===== EXCERPTED RECORDS
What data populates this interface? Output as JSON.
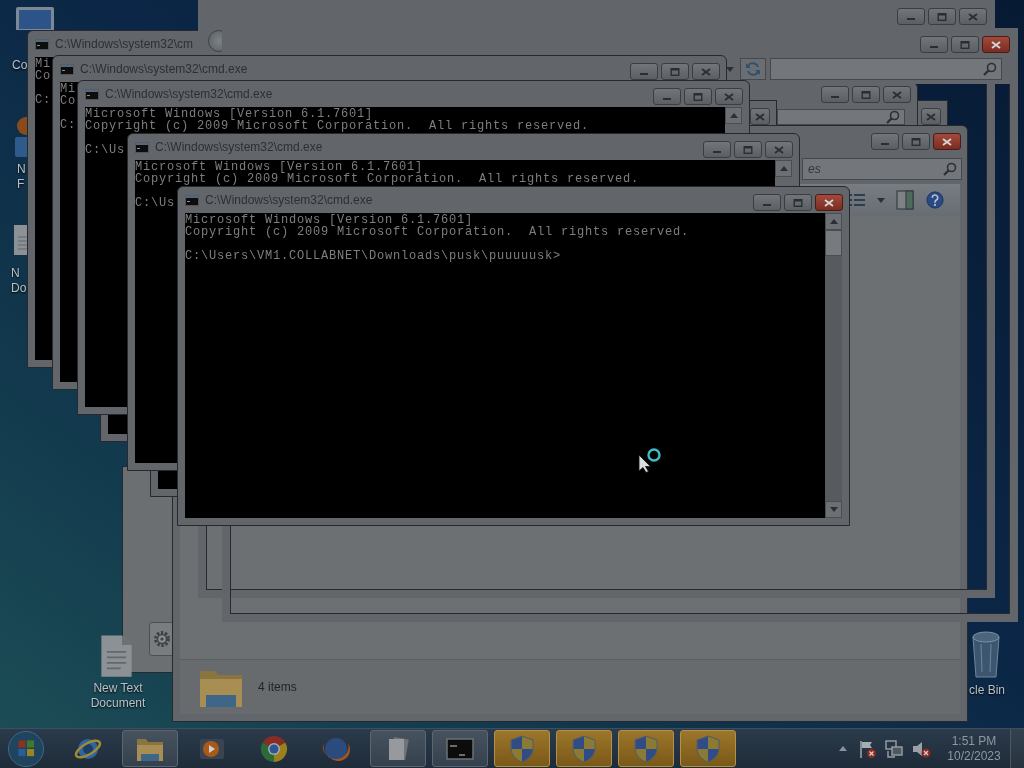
{
  "desktop_icons": [
    {
      "kind": "computer",
      "lines": [
        "Co"
      ]
    },
    {
      "kind": "app",
      "lines": [
        "N",
        "F"
      ]
    },
    {
      "kind": "document",
      "lines": [
        "N",
        "Do"
      ]
    },
    {
      "kind": "document",
      "lines": [
        "New Text",
        "Document"
      ]
    },
    {
      "kind": "recycle",
      "lines": [
        "cle Bin"
      ]
    }
  ],
  "explorer_windows": [
    {
      "kind": "panel",
      "buttons": [
        {
          "kind": "gear"
        }
      ]
    },
    {
      "kind": "sliver",
      "active": false
    },
    {
      "kind": "folder",
      "active": false,
      "address_bar": [
        {
          "kind": "search"
        }
      ]
    },
    {
      "kind": "sliver",
      "active": false
    },
    {
      "kind": "folder",
      "active": true,
      "address_bar": [
        {
          "kind": "search",
          "placeholder": "es"
        }
      ],
      "command_bar": [
        {
          "kind": "views"
        },
        {
          "kind": "dropdown"
        },
        {
          "kind": "preview"
        },
        {
          "kind": "help"
        }
      ],
      "status": "4 items"
    },
    {
      "kind": "frame",
      "active": false,
      "address_bar": [
        {
          "kind": "back"
        }
      ]
    },
    {
      "kind": "frame",
      "active": true,
      "address_bar": [
        {
          "kind": "history"
        },
        {
          "kind": "refresh"
        },
        {
          "kind": "search"
        }
      ]
    }
  ],
  "console_windows": [
    {
      "kind": "window",
      "title": "C:\\Windows\\system32\\cm",
      "lines": [
        "Mi",
        "Co"
      ],
      "prompt": "C:"
    },
    {
      "kind": "frame"
    },
    {
      "kind": "window",
      "active": false,
      "title": "C:\\Windows\\system32\\cmd.exe",
      "lines": [
        "Mi",
        "Co"
      ],
      "prompt": "C:"
    },
    {
      "kind": "window",
      "active": false,
      "title": "C:\\Windows\\system32\\cmd.exe",
      "lines": [
        "Microsoft Windows [Version 6.1.7601]",
        "Copyright (c) 2009 Microsoft Corporation.  All rights reserved."
      ],
      "prompt": "C:\\Us"
    },
    {
      "kind": "frame"
    },
    {
      "kind": "window",
      "active": false,
      "title": "C:\\Windows\\system32\\cmd.exe",
      "lines": [
        "Microsoft Windows [Version 6.1.7601]",
        "Copyright (c) 2009 Microsoft Corporation.  All rights reserved."
      ],
      "prompt": "C:\\Us"
    },
    {
      "kind": "window",
      "active": true,
      "title": "C:\\Windows\\system32\\cmd.exe",
      "lines": [
        "Microsoft Windows [Version 6.1.7601]",
        "Copyright (c) 2009 Microsoft Corporation.  All rights reserved."
      ],
      "prompt": "C:\\Users\\VM1.COLLABNET\\Downloads\\pusk\\puuuuusk>"
    }
  ],
  "taskbar": {
    "items": [
      {
        "kind": "ie",
        "running": false,
        "flashing": false
      },
      {
        "kind": "folder",
        "running": true,
        "flashing": false
      },
      {
        "kind": "media",
        "running": false,
        "flashing": false
      },
      {
        "kind": "chrome",
        "running": false,
        "flashing": false
      },
      {
        "kind": "firefox",
        "running": false,
        "flashing": false
      },
      {
        "kind": "notepad",
        "running": true,
        "flashing": false
      },
      {
        "kind": "console",
        "running": true,
        "flashing": false
      },
      {
        "kind": "shield",
        "running": true,
        "flashing": true
      },
      {
        "kind": "shield",
        "running": true,
        "flashing": true
      },
      {
        "kind": "shield",
        "running": true,
        "flashing": true
      },
      {
        "kind": "shield",
        "running": true,
        "flashing": true
      }
    ],
    "tray": [
      {
        "kind": "overflow"
      },
      {
        "kind": "flag"
      },
      {
        "kind": "network"
      },
      {
        "kind": "volume",
        "muted": true
      }
    ],
    "time": "1:51 PM",
    "date": "10/2/2023"
  }
}
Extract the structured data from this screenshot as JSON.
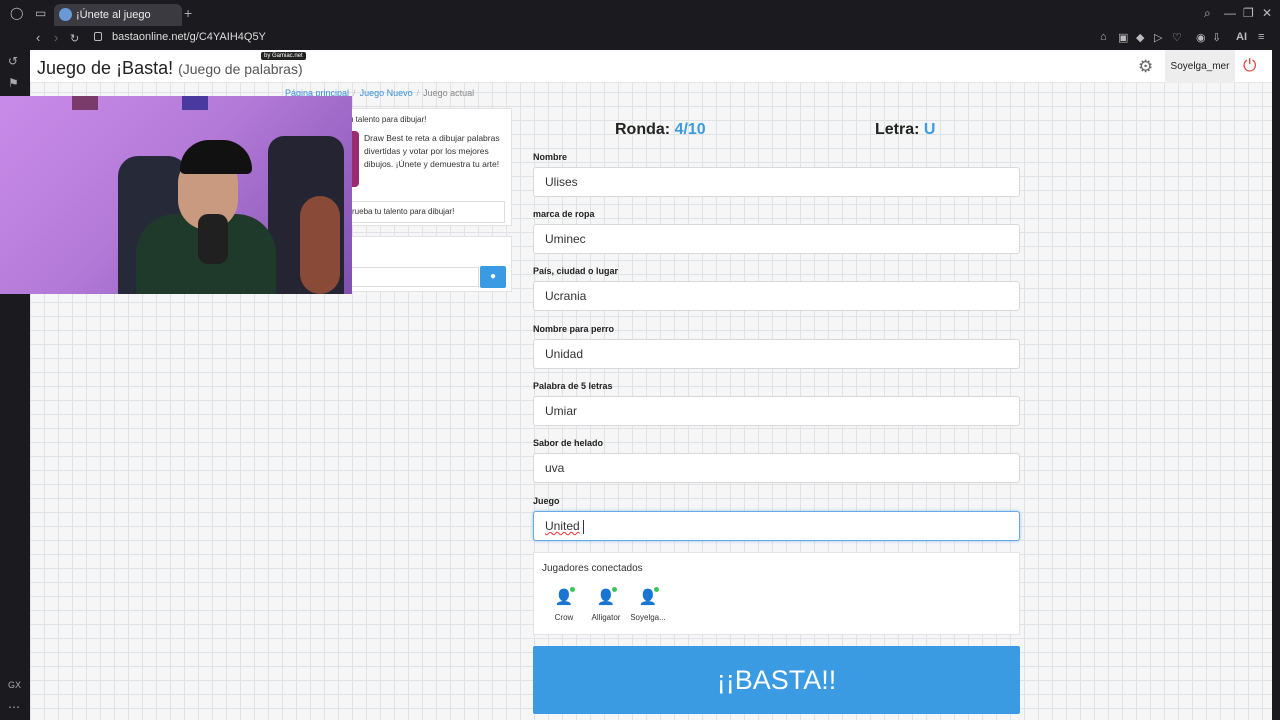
{
  "browser": {
    "tab_title": "¡Únete al juego Basta!",
    "url": "bastaonline.net/g/C4YAIH4Q5Y",
    "ai_label": "AI",
    "gx_label": "GX"
  },
  "header": {
    "title": "Juego de ¡Basta!",
    "subtitle": "(Juego de palabras)",
    "badge": "by Gamiac.net",
    "username": "Soyelga_mer"
  },
  "breadcrumb": {
    "home": "Página principal",
    "new_game": "Juego Nuevo",
    "current": "Juego actual"
  },
  "promo": {
    "heading": "u talento para dibujar!",
    "text": "Draw Best te reta a dibujar palabras divertidas y votar por los mejores dibujos. ¡Únete y demuestra tu arte!",
    "button": "rueba tu talento para dibujar!"
  },
  "game": {
    "round_label": "Ronda:",
    "round_value": "4/10",
    "letter_label": "Letra:",
    "letter_value": "U",
    "fields": [
      {
        "label": "Nombre",
        "value": "Ulises"
      },
      {
        "label": "marca de ropa",
        "value": "Uminec"
      },
      {
        "label": "País, ciudad o lugar",
        "value": "Ucrania"
      },
      {
        "label": "Nombre para perro",
        "value": "Unidad"
      },
      {
        "label": "Palabra de 5 letras",
        "value": "Umiar"
      },
      {
        "label": "Sabor de helado",
        "value": "uva"
      },
      {
        "label": "Juego",
        "value": "United"
      }
    ],
    "players_title": "Jugadores conectados",
    "players": [
      "Crow",
      "Alligator",
      "Soyelga..."
    ],
    "basta_button": "¡¡BASTA!!"
  },
  "colors": {
    "accent": "#3a9be2",
    "online": "#3cc35a",
    "power": "#e0463f"
  }
}
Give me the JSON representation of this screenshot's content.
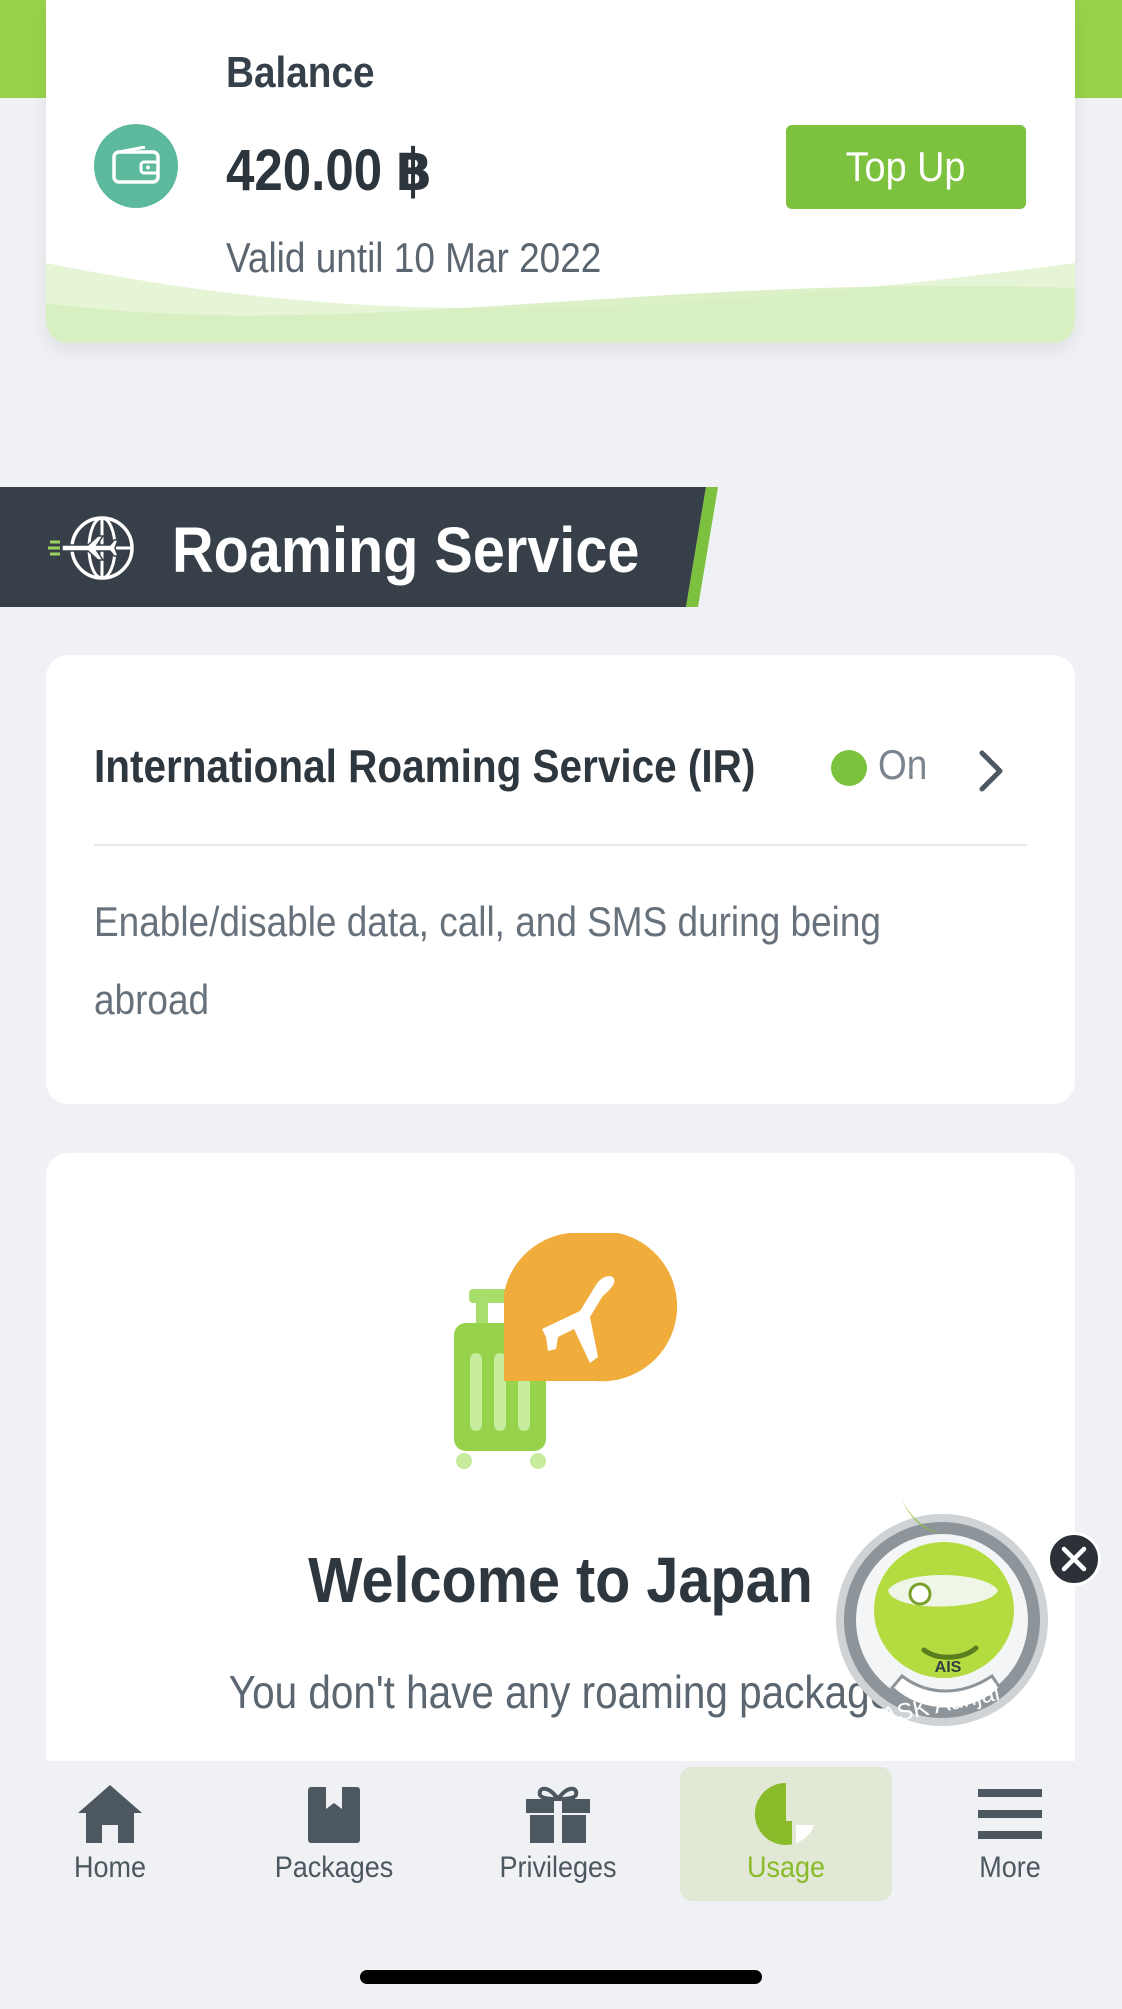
{
  "balance": {
    "label": "Balance",
    "amount": "420.00 ฿",
    "valid_until": "Valid until 10 Mar 2022",
    "topup_label": "Top Up"
  },
  "roaming": {
    "section_title": "Roaming Service",
    "ir_title": "International Roaming Service (IR)",
    "ir_status": "On",
    "ir_description": "Enable/disable data, call, and SMS during being abroad"
  },
  "welcome": {
    "title": "Welcome to Japan",
    "subtitle": "You don't have any roaming package"
  },
  "mascot": {
    "badge_text": "ASK Aunjai",
    "brand": "AIS"
  },
  "tabbar": {
    "items": [
      {
        "label": "Home",
        "icon": "home-icon",
        "active": false
      },
      {
        "label": "Packages",
        "icon": "packages-icon",
        "active": false
      },
      {
        "label": "Privileges",
        "icon": "gift-icon",
        "active": false
      },
      {
        "label": "Usage",
        "icon": "usage-pie-icon",
        "active": true
      },
      {
        "label": "More",
        "icon": "menu-icon",
        "active": false
      }
    ]
  },
  "colors": {
    "brand_green": "#7cc23f",
    "header_dark": "#374049",
    "wallet_teal": "#5cb99d",
    "plane_orange": "#f0ad3c"
  }
}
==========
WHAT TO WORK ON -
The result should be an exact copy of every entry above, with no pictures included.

EXERCISE RESPONSE -
What data populates this interface? Output as JSON.
{
  "desktop_icons": [
    {
      "kind": "computer",
      "lines": [
        "Co"
      ]
    },
    {
      "kind": "app",
      "lines": [
        "N",
        "F"
      ]
    },
    {
      "kind": "document",
      "lines": [
        "N",
        "Do"
      ]
    },
    {
      "kind": "document",
      "lines": [
        "New Text",
        "Document"
      ]
    },
    {
      "kind": "recycle",
      "lines": [
        "cle Bin"
      ]
    }
  ],
  "explorer_windows": [
    {
      "kind": "panel",
      "buttons": [
        {
          "kind": "gear"
        }
      ]
    },
    {
      "kind": "sliver",
      "active": false
    },
    {
      "kind": "folder",
      "active": false,
      "address_bar": [
        {
          "kind": "search"
        }
      ]
    },
    {
      "kind": "sliver",
      "active": false
    },
    {
      "kind": "folder",
      "active": true,
      "address_bar": [
        {
          "kind": "search",
          "placeholder": "es"
        }
      ],
      "command_bar": [
        {
          "kind": "views"
        },
        {
          "kind": "dropdown"
        },
        {
          "kind": "preview"
        },
        {
          "kind": "help"
        }
      ],
      "status": "4 items"
    },
    {
      "kind": "frame",
      "active": false,
      "address_bar": [
        {
          "kind": "back"
        }
      ]
    },
    {
      "kind": "frame",
      "active": true,
      "address_bar": [
        {
          "kind": "history"
        },
        {
          "kind": "refresh"
        },
        {
          "kind": "search"
        }
      ]
    }
  ],
  "console_windows": [
    {
      "kind": "window",
      "title": "C:\\Windows\\system32\\cm",
      "lines": [
        "Mi",
        "Co"
      ],
      "prompt": "C:"
    },
    {
      "kind": "frame"
    },
    {
      "kind": "window",
      "active": false,
      "title": "C:\\Windows\\system32\\cmd.exe",
      "lines": [
        "Mi",
        "Co"
      ],
      "prompt": "C:"
    },
    {
      "kind": "window",
      "active": false,
      "title": "C:\\Windows\\system32\\cmd.exe",
      "lines": [
        "Microsoft Windows [Version 6.1.7601]",
        "Copyright (c) 2009 Microsoft Corporation.  All rights reserved."
      ],
      "prompt": "C:\\Us"
    },
    {
      "kind": "frame"
    },
    {
      "kind": "window",
      "active": false,
      "title": "C:\\Windows\\system32\\cmd.exe",
      "lines": [
        "Microsoft Windows [Version 6.1.7601]",
        "Copyright (c) 2009 Microsoft Corporation.  All rights reserved."
      ],
      "prompt": "C:\\Us"
    },
    {
      "kind": "window",
      "active": true,
      "title": "C:\\Windows\\system32\\cmd.exe",
      "lines": [
        "Microsoft Windows [Version 6.1.7601]",
        "Copyright (c) 2009 Microsoft Corporation.  All rights reserved."
      ],
      "prompt": "C:\\Users\\VM1.COLLABNET\\Downloads\\pusk\\puuuuusk>"
    }
  ],
  "taskbar": {
    "items": [
      {
        "kind": "ie",
        "running": false,
        "flashing": false
      },
      {
        "kind": "folder",
        "running": true,
        "flashing": false
      },
      {
        "kind": "media",
        "running": false,
        "flashing": false
      },
      {
        "kind": "chrome",
        "running": false,
        "flashing": false
      },
      {
        "kind": "firefox",
        "running": false,
        "flashing": false
      },
      {
        "kind": "notepad",
        "running": true,
        "flashing": false
      },
      {
        "kind": "console",
        "running": true,
        "flashing": false
      },
      {
        "kind": "shield",
        "running": true,
        "flashing": true
      },
      {
        "kind": "shield",
        "running": true,
        "flashing": true
      },
      {
        "kind": "shield",
        "running": true,
        "flashing": true
      },
      {
        "kind": "shield",
        "running": true,
        "flashing": true
      }
    ],
    "tray": [
      {
        "kind": "overflow"
      },
      {
        "kind": "flag"
      },
      {
        "kind": "network"
      },
      {
        "kind": "volume",
        "muted": true
      }
    ],
    "time": "1:51 PM",
    "date": "10/2/2023"
  }
}
Extract the structured data from this screenshot as JSON.
{
  "browser": {
    "tab_title": "¡Únete al juego Basta!",
    "url": "bastaonline.net/g/C4YAIH4Q5Y",
    "ai_label": "AI",
    "gx_label": "GX"
  },
  "header": {
    "title": "Juego de ¡Basta!",
    "subtitle": "(Juego de palabras)",
    "badge": "by Gamiac.net",
    "username": "Soyelga_mer"
  },
  "breadcrumb": {
    "home": "Página principal",
    "new_game": "Juego Nuevo",
    "current": "Juego actual"
  },
  "promo": {
    "heading": "u talento para dibujar!",
    "text": "Draw Best te reta a dibujar palabras divertidas y votar por los mejores dibujos. ¡Únete y demuestra tu arte!",
    "button": "rueba tu talento para dibujar!"
  },
  "game": {
    "round_label": "Ronda:",
    "round_value": "4/10",
    "letter_label": "Letra:",
    "letter_value": "U",
    "fields": [
      {
        "label": "Nombre",
        "value": "Ulises"
      },
      {
        "label": "marca de ropa",
        "value": "Uminec"
      },
      {
        "label": "País, ciudad o lugar",
        "value": "Ucrania"
      },
      {
        "label": "Nombre para perro",
        "value": "Unidad"
      },
      {
        "label": "Palabra de 5 letras",
        "value": "Umiar"
      },
      {
        "label": "Sabor de helado",
        "value": "uva"
      },
      {
        "label": "Juego",
        "value": "United"
      }
    ],
    "players_title": "Jugadores conectados",
    "players": [
      "Crow",
      "Alligator",
      "Soyelga..."
    ],
    "basta_button": "¡¡BASTA!!"
  },
  "colors": {
    "accent": "#3a9be2",
    "online": "#3cc35a",
    "power": "#e0463f"
  }
}
Give me the JSON representation of this screenshot's content.
{
  "balance": {
    "label": "Balance",
    "amount": "420.00 ฿",
    "valid_until": "Valid until 10 Mar 2022",
    "topup_label": "Top Up"
  },
  "roaming": {
    "section_title": "Roaming Service",
    "ir_title": "International Roaming Service (IR)",
    "ir_status": "On",
    "ir_description": "Enable/disable data, call, and SMS during being abroad"
  },
  "welcome": {
    "title": "Welcome to Japan",
    "subtitle": "You don't have any roaming package"
  },
  "mascot": {
    "badge_text": "ASK Aunjai",
    "brand": "AIS"
  },
  "tabbar": {
    "items": [
      {
        "label": "Home",
        "icon": "home-icon",
        "active": false
      },
      {
        "label": "Packages",
        "icon": "packages-icon",
        "active": false
      },
      {
        "label": "Privileges",
        "icon": "gift-icon",
        "active": false
      },
      {
        "label": "Usage",
        "icon": "usage-pie-icon",
        "active": true
      },
      {
        "label": "More",
        "icon": "menu-icon",
        "active": false
      }
    ]
  },
  "colors": {
    "brand_green": "#7cc23f",
    "header_dark": "#374049",
    "wallet_teal": "#5cb99d",
    "plane_orange": "#f0ad3c"
  }
}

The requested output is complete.